Even where a record seems odd, copy it exactly as it appears below.

────────────────────

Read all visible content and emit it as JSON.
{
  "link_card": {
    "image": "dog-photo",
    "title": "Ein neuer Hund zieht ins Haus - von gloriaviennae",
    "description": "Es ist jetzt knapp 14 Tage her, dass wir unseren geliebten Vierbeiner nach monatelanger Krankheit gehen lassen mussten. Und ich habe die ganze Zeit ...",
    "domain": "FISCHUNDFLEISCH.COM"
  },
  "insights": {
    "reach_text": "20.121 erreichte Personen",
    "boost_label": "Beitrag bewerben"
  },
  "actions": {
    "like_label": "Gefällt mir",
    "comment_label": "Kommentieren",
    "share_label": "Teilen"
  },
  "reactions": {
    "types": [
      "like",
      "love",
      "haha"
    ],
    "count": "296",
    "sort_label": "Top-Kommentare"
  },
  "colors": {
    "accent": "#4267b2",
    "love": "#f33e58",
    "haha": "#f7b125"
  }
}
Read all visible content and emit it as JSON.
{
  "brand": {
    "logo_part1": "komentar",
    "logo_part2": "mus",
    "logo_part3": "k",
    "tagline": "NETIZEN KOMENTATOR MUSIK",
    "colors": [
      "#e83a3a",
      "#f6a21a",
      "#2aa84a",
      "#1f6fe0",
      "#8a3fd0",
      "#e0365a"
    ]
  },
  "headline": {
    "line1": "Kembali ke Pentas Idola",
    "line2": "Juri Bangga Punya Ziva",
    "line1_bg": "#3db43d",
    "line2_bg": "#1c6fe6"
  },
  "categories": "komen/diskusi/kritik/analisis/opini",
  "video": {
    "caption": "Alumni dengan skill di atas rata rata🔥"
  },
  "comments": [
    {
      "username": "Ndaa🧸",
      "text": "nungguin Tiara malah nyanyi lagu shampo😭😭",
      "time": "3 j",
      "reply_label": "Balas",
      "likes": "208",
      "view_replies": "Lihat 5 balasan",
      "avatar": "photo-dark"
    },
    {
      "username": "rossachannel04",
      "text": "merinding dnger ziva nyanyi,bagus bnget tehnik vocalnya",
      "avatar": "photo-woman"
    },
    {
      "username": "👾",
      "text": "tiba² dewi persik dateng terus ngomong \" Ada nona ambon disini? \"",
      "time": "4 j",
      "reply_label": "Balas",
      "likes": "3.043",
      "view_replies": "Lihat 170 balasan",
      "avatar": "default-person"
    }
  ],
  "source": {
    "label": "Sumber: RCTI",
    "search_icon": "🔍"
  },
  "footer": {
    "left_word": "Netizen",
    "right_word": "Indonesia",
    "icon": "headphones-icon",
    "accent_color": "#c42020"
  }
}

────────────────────

ANSWER TO THIS PROBLEM:
Read all visible content and emit it as JSON.
{
  "link_card": {
    "image": "dog-photo",
    "title": "Ein neuer Hund zieht ins Haus - von gloriaviennae",
    "description": "Es ist jetzt knapp 14 Tage her, dass wir unseren geliebten Vierbeiner nach monatelanger Krankheit gehen lassen mussten. Und ich habe die ganze Zeit ...",
    "domain": "FISCHUNDFLEISCH.COM"
  },
  "insights": {
    "reach_text": "20.121 erreichte Personen",
    "boost_label": "Beitrag bewerben"
  },
  "actions": {
    "like_label": "Gefällt mir",
    "comment_label": "Kommentieren",
    "share_label": "Teilen"
  },
  "reactions": {
    "types": [
      "like",
      "love",
      "haha"
    ],
    "count": "296",
    "sort_label": "Top-Kommentare"
  },
  "colors": {
    "accent": "#4267b2",
    "love": "#f33e58",
    "haha": "#f7b125"
  }
}
Read all visible content and emit it as JSON.
{
  "brand": {
    "logo_part1": "komentar",
    "logo_part2": "mus",
    "logo_part3": "k",
    "tagline": "NETIZEN KOMENTATOR MUSIK",
    "colors": [
      "#e83a3a",
      "#f6a21a",
      "#2aa84a",
      "#1f6fe0",
      "#8a3fd0",
      "#e0365a"
    ]
  },
  "headline": {
    "line1": "Kembali ke Pentas Idola",
    "line2": "Juri Bangga Punya Ziva",
    "line1_bg": "#3db43d",
    "line2_bg": "#1c6fe6"
  },
  "categories": "komen/diskusi/kritik/analisis/opini",
  "video": {
    "caption": "Alumni dengan skill di atas rata rata🔥"
  },
  "comments": [
    {
      "username": "Ndaa🧸",
      "text": "nungguin Tiara malah nyanyi lagu shampo😭😭",
      "time": "3 j",
      "reply_label": "Balas",
      "likes": "208",
      "view_replies": "Lihat 5 balasan",
      "avatar": "photo-dark"
    },
    {
      "username": "rossachannel04",
      "text": "merinding dnger ziva nyanyi,bagus bnget tehnik vocalnya",
      "avatar": "photo-woman"
    },
    {
      "username": "👾",
      "text": "tiba² dewi persik dateng terus ngomong \" Ada nona ambon disini? \"",
      "time": "4 j",
      "reply_label": "Balas",
      "likes": "3.043",
      "view_replies": "Lihat 170 balasan",
      "avatar": "default-person"
    }
  ],
  "source": {
    "label": "Sumber: RCTI",
    "search_icon": "🔍"
  },
  "footer": {
    "left_word": "Netizen",
    "right_word": "Indonesia",
    "icon": "headphones-icon",
    "accent_color": "#c42020"
  }
}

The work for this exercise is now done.